#### Task item
Nothing in the records may be dropped. Retype them all exactly.
"""
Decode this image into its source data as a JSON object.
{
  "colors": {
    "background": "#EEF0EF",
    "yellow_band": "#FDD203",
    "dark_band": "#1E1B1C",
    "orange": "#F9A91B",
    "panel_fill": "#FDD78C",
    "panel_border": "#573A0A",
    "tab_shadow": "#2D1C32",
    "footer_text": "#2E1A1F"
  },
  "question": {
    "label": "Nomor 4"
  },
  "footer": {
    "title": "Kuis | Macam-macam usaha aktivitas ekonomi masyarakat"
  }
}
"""
#### Result below
Decode this image into its source data as a JSON object.
{
  "colors": {
    "background": "#EEF0EF",
    "yellow_band": "#FDD203",
    "dark_band": "#1E1B1C",
    "orange": "#F9A91B",
    "panel_fill": "#FDD78C",
    "panel_border": "#573A0A",
    "tab_shadow": "#2D1C32",
    "footer_text": "#2E1A1F"
  },
  "question": {
    "label": "Nomor 4"
  },
  "footer": {
    "title": "Kuis | Macam-macam usaha aktivitas ekonomi masyarakat"
  }
}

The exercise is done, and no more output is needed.